American household worth rose $1.698 trillion to another new record of $96.196 trillion in the second quarter, thanks to booming stock market valuations and re-inflated housing prices, according to a new report from the Federal Reserve. The value of corporate equities increased roughly $1.1 trillion and the value of real estate rose approximately $0.6 trillion.
The totals include non-profit organizations, for which data was not broken out separately. Household worth has increased every year since reaching its most recent low of $56.418 trillion back in 2008 during the depth of the Great Recession.
Total assets grew from $109.571 trillion in the first quarter of 2017 to $111.415 trillion in the second quarter. Meanwhile, total liabilities increased from $15.073 trillion to $15.219 trillion during that time. Household indebtedness grew as well, increasing at an annual rate of 3.7 percent in the second quarter of 2017. “Consumer credit grew at an annual rate of 4.6 percent, while mortgage debt (excluding charge-offs) grew at a 2.8 percent annual rate,” the Fed report noted.
Much, if not all, of the gain in household wealth, can be attributed to the unprecedented amount of central bank intervention in the US economy, most notably through the Fed’s quantitative easing programs. Since the central bank first began its attempts to bolster and re-inflate the economy, the Fed’s balance sheet went from less than $1 trillion to roughly $4.5 trillion today. A large chunk of that support, approximately $2.2 trillion as of August, still sits in US banks in the form of excess reserves, accruing interest from the Fed.

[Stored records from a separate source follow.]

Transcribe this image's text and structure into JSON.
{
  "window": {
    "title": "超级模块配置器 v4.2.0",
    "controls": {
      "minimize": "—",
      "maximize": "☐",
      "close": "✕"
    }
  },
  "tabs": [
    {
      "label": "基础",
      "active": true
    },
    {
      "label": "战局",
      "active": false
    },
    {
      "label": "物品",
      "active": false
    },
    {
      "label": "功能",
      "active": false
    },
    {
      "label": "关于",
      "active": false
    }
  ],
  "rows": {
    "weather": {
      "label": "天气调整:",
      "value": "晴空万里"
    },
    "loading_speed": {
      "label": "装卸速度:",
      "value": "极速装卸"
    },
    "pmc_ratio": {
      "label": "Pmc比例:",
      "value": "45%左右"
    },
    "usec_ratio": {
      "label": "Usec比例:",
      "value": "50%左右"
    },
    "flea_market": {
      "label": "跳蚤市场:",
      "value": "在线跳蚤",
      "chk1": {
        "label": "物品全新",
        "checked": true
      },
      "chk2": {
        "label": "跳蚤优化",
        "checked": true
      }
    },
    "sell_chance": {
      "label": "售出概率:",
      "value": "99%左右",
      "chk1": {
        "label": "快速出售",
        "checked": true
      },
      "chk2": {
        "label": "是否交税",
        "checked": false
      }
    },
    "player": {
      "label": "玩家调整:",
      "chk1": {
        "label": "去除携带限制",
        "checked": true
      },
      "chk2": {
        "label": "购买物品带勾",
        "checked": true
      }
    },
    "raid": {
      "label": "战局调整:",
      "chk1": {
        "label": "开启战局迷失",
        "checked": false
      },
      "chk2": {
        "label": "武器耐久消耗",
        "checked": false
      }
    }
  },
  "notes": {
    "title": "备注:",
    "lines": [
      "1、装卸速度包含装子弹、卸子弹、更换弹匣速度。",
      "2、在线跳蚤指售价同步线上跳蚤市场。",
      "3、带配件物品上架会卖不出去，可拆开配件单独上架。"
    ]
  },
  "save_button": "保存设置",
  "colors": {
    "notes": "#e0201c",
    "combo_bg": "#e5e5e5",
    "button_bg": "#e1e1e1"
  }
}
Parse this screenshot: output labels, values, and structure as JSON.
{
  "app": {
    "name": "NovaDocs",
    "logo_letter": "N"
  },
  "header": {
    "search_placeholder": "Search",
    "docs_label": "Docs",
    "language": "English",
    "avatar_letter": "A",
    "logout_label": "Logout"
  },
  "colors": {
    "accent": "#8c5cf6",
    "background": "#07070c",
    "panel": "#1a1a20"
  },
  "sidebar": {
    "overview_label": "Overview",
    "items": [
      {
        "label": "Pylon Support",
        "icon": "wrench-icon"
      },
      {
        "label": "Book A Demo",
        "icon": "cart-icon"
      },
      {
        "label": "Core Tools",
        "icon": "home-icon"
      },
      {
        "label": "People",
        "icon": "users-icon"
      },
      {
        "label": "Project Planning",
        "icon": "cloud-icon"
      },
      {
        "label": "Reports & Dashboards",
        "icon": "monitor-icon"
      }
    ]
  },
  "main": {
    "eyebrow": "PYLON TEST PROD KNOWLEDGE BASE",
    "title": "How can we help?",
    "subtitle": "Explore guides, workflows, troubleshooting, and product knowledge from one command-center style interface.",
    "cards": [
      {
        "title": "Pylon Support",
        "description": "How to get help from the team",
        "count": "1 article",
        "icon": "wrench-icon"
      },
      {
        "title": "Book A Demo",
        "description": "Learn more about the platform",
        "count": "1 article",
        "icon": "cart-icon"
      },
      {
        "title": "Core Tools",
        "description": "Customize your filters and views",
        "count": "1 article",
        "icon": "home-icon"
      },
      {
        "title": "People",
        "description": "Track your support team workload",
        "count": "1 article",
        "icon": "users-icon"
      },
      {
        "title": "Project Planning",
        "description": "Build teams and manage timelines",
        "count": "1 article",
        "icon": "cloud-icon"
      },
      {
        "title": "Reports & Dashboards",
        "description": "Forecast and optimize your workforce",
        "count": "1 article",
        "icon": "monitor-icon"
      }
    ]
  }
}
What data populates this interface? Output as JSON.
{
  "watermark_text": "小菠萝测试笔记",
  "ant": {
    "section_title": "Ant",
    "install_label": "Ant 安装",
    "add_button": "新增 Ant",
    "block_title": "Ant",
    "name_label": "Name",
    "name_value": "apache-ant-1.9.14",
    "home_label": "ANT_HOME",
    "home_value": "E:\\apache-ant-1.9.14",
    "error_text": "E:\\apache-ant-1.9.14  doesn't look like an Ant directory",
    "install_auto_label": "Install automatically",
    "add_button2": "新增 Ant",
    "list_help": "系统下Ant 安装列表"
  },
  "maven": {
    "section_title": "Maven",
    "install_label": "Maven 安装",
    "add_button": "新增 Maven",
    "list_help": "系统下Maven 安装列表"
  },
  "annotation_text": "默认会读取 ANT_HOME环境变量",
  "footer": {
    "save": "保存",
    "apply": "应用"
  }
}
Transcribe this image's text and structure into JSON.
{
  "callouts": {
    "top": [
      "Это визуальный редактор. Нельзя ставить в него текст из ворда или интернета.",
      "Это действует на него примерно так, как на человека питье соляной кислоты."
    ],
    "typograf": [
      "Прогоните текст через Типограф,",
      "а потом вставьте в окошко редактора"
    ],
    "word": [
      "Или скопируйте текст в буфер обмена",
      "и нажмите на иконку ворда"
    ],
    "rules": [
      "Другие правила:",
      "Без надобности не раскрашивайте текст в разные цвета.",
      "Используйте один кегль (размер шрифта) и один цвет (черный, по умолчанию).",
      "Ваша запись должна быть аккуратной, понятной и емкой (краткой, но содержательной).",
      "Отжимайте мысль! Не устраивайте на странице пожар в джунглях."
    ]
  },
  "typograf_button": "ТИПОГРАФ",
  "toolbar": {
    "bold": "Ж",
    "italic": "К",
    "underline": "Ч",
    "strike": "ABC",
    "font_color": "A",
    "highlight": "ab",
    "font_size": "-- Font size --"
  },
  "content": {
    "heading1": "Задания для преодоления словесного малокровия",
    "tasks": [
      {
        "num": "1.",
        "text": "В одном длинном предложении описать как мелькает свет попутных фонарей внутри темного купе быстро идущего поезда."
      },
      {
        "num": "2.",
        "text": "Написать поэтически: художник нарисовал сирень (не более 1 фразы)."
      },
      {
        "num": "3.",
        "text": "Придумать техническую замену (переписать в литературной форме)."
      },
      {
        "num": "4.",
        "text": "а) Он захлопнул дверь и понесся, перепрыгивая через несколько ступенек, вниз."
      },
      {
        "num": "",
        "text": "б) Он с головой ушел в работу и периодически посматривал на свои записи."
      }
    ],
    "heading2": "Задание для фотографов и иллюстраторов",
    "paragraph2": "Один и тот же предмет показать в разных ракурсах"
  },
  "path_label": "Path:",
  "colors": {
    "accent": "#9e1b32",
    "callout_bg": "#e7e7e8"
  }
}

If the Fed allows its entire portfolio to enter the economy, which is admittedly unlikely for a number of reasons, that $4.5 trillion theoretically could end up inflating the money supply by $45 trillion, thanks to the black magic of fractional reserve banking. That, in turn, would correspondingly crank up inflation in the US economy.